Nobel for Physiology: How We Rise and Shine!

 By Shlomo Maital


     The Nobel Prize season is upon us! The first prize, for physiology or medicine, was awarded to three researchers who discovered how living things tell the difference between night and day (the 24-hour body clock):

     According to the Nobel committee’s citation, Jeffrey C Hall, Michael Rosbash and Michael W Young were recognised for their discoveries explaining “how plants, animals and humans adapt their biological rhythm so that it is synchronised with the Earth’s revolutions.”   The team identified a gene within fruit flies that controls the creatures’ daily rhythm, known as the “period” gene. This gene encodes a protein within the cell during the night which then degrades during the day.

   According to Paul Nurse, at the British Crick Institute:

   “Every living organism on this planet responds to the sun ….   All plant and animal behaviour is determined by the light-dark cycle. We on this planet are slaves to the sun. The circadian clock is embedded in our mechanisms of working, our metabolism, it’s embedded everywhere, it’s a real core feature for understanding life.”

      This Nobel Prize highlights the competitive nature of science:

“While all three laboured to isolate the period gene, publishing was something of a race. While Hall and Rosbash collaborated, Young was working on the puzzle independently. Both teams reported their findings in 1984.”

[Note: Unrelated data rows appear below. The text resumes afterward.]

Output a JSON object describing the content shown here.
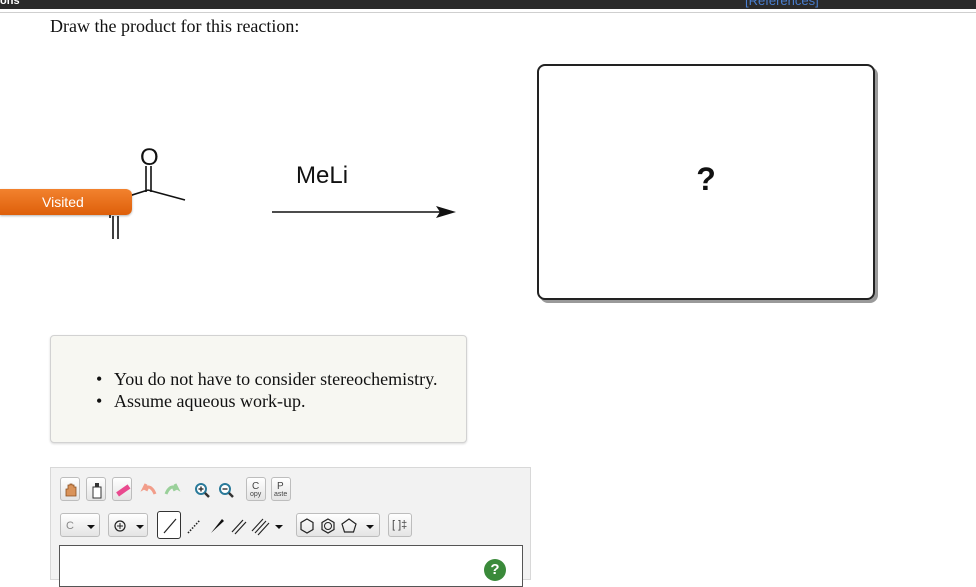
{
  "header": {
    "left_text": "ons",
    "references_link": "[References]"
  },
  "question": {
    "prompt": "Draw the product for this reaction:",
    "reagent": "MeLi",
    "reactant_atom_label": "O",
    "visited_badge": "Visited",
    "answer_placeholder": "?"
  },
  "hints": [
    "You do not have to consider stereochemistry.",
    "Assume aqueous work-up."
  ],
  "editor": {
    "copy_label": {
      "top": "C",
      "bottom": "opy"
    },
    "paste_label": {
      "top": "P",
      "bottom": "aste"
    },
    "atom_dropdown_value": "C",
    "bracket_label": "[ ]‡",
    "help_label": "?",
    "tools": [
      "hand-icon",
      "erase-bottle-icon",
      "eraser-icon",
      "undo-icon",
      "redo-icon",
      "zoom-in-icon",
      "zoom-out-icon",
      "copy",
      "paste",
      "atom-dropdown",
      "charge-icon",
      "single-bond-icon",
      "dashed-bond-icon",
      "wedge-bond-icon",
      "double-bond-icon",
      "triple-bond-icon",
      "hexagon-ring-icon",
      "benzene-ring-icon",
      "pentagon-ring-icon",
      "brackets-icon"
    ]
  }
}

      Experts tell us that it is wise to rise and retire at the same time each day, to regulate our biological clock. I like to rise at 5 a.m.   Now I know that somewhere, a gene is turning on a protein that gets me going.   The experts say, “Our [internal] timer is constantly struggling to reset to what environment people are exposed to. If you shift your clock every week by six hours or three hours, that puts an enormous pressure on your body.”

What kind of personality does it take to win a Nobel? Well – crazy, eccentric, nose-to-the-grindwheel, obsessive-compulsive, super-nice? Yes, all of the above.

   Bambos Kyriacou, professor of behavioural genetics at the University of Leicester, who is friends with all three winners and a former colleague of two, said the trio were very different people. “Jeff [Hall] is eccentric … brilliant but eccentric,” he said. “Michael [Rosbash], there is no stopping him – he is just going 100%, he will die with his boots on in the lab, and Michael Young is the most charming, nicest one of them because he is polite and pleasant, whereas the other two aren’t like that, they are just crazy,” Kyriacou added.